Admittedly, the spectacle has been adapted into the increasingly interactive mode of viewing and participating, as is previously mentioned, an effort made by the postwar artists. The pervasiveness of social media effectively illustrates such interactivity omnipresent in every aspect of life. Typically, everyone is promised with a freedom that can be realized by the technology. However, it does not guarantee that this freedom is anchored with independency. Instead, it speaks to another mode of spectacle culture whose passivity has been transformed into a calculated process of decision-making, an illusion of one’s own choice. It is the informational structure that has internalized a logic of coerciveness with which one is made to choose as is expected. Thus, it is a self-conceived freedom only that it is anticipated. The mythical result of the most recent US presidential election testifies to this mode of maneuver. By virtue of the language of our time, the new president was successfully elected without delivering any actual speech if one holds to the criteria of a proper speech. Alternatively, he managed to conduct purely formalist speeches that can be assimilated as performances. Overall, the campaign is actually a performative construct composed by physical gestures and emotional expressions that resonate with a mentality shared among those who certainly live in distantly individual realities. In this sense, the outcome is not necessarily unexpected if one realizes the scope of the manipulative logic of techno-social structure and the consequently endangered relations among human beings.
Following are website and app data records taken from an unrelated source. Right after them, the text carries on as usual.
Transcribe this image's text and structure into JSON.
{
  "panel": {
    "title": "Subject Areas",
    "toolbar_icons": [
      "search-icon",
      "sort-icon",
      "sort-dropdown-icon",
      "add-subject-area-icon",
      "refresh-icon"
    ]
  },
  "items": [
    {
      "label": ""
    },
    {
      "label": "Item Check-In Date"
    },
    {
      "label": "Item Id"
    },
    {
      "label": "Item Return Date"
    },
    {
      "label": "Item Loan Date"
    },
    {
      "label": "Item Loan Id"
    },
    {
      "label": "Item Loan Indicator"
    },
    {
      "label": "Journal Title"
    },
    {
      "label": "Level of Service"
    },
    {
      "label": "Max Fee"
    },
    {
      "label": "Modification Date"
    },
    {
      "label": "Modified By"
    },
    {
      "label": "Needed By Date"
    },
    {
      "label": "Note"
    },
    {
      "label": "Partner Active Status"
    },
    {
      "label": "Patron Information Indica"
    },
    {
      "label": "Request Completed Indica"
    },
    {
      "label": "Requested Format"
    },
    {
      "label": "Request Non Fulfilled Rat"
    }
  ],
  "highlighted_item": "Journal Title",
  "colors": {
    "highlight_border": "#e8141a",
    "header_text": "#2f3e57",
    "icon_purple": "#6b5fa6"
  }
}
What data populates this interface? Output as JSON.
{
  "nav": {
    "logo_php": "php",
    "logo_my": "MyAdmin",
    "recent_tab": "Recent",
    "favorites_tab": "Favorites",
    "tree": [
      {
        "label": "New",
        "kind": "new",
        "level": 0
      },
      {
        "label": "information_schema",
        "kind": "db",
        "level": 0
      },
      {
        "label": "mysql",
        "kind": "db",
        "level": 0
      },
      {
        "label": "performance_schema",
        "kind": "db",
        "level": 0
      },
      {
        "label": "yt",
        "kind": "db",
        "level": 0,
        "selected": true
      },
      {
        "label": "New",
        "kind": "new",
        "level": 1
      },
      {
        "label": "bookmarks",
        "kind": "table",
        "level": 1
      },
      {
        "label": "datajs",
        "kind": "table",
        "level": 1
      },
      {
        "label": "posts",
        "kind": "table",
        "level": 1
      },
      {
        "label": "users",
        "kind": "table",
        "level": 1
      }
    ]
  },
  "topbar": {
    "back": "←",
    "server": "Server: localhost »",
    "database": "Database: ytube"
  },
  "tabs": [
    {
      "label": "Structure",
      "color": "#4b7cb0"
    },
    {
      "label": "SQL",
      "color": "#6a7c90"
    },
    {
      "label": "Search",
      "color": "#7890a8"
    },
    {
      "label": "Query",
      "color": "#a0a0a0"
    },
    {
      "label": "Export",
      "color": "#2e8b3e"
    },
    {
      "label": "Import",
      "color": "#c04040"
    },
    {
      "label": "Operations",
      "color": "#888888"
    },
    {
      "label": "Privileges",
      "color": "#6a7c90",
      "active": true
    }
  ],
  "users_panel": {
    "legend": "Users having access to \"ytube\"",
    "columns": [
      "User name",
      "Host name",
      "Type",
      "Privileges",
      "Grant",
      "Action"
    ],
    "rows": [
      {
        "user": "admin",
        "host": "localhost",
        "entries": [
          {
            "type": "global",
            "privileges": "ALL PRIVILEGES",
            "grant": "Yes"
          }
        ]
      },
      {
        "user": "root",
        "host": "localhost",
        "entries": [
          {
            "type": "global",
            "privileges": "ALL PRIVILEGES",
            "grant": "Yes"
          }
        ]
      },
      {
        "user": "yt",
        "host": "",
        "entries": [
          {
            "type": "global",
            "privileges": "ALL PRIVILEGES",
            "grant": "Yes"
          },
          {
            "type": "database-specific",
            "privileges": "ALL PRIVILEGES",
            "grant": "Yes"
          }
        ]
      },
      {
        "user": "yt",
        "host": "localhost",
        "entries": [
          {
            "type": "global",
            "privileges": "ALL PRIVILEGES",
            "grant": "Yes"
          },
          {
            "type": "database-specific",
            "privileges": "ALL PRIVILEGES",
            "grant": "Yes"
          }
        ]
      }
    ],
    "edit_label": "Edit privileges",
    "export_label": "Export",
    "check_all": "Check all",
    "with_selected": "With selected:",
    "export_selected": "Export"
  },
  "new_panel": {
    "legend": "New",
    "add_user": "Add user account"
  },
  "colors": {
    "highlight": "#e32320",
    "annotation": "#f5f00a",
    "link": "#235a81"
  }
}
In this day and age, the content hardly matters as much as the form through which one is informed. It is no longer about what but how things get done. Alternative models are in need so as to counteract the ones that have been naturalized in everyday life. Nevertheless, the alternative is not equivalent to new. It can derive from a concept as old as friendship that seeks to tackle what is contingently at stake here, the interpersonal relations. It would not be enough only by disclosing the problematics or revealing the power-relation without offering a solution. The estrangement itself has been internalized by everyone who has been long aware of the changes in the way that one engages with the other. The question is how we can foster a mode of relationship beyond the conventionalities engrained in a life that has been so entrenched in the rubrics of a technocratic system.
———to be continued———
Qing Huang email@example.com
Currently based in New York, Qing Huang is M.A. candidate at Institute of Fine Art, New York University. Her academic interest ranges from modern and contemporary Chinese arts to experiential-oriented reflection on contemporary culture in large.